TASK OBJECTIVE - I need the number of lines in the listing below that contain "jonathan", and only that number.

PROVIDED RECORDS -
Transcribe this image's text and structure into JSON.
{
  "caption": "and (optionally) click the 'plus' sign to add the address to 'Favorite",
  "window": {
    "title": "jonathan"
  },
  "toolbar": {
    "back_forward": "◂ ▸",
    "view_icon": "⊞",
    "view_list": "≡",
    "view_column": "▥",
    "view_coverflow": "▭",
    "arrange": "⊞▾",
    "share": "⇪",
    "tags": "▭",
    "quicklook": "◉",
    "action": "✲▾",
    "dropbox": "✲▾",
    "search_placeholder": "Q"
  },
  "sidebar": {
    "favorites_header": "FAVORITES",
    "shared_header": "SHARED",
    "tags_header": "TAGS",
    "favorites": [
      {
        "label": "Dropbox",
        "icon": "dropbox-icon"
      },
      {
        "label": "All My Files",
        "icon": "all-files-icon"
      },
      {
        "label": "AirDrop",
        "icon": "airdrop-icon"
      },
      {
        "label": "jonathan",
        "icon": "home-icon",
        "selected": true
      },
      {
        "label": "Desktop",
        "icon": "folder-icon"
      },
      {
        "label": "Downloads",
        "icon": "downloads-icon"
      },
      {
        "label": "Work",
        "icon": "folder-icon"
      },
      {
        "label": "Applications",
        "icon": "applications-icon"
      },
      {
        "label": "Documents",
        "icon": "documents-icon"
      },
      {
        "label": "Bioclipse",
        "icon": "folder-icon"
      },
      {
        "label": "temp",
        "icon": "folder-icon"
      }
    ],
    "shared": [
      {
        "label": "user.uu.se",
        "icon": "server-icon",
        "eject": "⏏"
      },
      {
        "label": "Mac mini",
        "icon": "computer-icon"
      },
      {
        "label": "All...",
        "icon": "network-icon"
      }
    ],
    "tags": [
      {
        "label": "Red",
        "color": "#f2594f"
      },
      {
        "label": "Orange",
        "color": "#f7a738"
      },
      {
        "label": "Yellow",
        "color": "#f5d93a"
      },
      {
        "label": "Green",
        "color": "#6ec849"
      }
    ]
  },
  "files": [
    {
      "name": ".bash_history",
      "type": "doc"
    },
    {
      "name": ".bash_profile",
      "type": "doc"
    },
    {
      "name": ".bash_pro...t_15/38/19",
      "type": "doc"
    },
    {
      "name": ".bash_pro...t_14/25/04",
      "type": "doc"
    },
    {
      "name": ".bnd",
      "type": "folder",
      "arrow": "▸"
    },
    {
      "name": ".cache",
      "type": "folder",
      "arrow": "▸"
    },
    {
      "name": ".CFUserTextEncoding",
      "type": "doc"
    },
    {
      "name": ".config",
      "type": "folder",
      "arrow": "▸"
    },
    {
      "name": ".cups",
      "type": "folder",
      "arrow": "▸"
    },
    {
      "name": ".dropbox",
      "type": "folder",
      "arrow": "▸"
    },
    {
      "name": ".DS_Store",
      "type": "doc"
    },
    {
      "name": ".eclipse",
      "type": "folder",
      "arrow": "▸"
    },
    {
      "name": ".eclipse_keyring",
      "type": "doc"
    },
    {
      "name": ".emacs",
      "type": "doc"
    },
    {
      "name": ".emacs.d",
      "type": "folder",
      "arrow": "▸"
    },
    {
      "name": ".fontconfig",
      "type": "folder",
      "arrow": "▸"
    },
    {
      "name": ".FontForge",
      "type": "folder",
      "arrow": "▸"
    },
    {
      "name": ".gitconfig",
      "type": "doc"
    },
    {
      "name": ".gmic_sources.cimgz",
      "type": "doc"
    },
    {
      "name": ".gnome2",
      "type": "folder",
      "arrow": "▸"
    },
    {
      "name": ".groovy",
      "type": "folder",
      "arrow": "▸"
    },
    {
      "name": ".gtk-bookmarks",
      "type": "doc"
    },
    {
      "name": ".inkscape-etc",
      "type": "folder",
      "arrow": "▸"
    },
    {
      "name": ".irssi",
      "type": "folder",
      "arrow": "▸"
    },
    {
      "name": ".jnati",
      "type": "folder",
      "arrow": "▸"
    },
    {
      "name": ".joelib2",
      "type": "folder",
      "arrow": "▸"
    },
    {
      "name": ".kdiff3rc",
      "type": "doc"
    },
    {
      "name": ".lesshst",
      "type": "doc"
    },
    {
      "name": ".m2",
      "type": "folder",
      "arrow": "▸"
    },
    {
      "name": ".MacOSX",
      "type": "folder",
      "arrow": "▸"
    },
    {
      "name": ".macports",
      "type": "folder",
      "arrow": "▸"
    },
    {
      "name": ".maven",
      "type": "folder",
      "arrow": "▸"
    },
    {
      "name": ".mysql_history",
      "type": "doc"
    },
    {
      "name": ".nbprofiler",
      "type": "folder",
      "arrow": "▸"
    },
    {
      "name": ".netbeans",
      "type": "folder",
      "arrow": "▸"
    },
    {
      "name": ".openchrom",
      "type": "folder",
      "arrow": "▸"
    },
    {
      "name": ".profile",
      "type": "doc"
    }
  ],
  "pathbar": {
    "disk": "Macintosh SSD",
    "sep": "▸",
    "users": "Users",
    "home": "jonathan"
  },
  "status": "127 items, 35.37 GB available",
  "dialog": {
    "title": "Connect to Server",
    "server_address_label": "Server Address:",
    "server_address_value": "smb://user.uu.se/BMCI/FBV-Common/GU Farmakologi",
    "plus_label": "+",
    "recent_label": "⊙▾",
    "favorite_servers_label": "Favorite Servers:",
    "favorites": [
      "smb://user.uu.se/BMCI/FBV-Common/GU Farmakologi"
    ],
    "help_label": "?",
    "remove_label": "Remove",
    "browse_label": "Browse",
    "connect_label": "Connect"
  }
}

SOLUTION - 3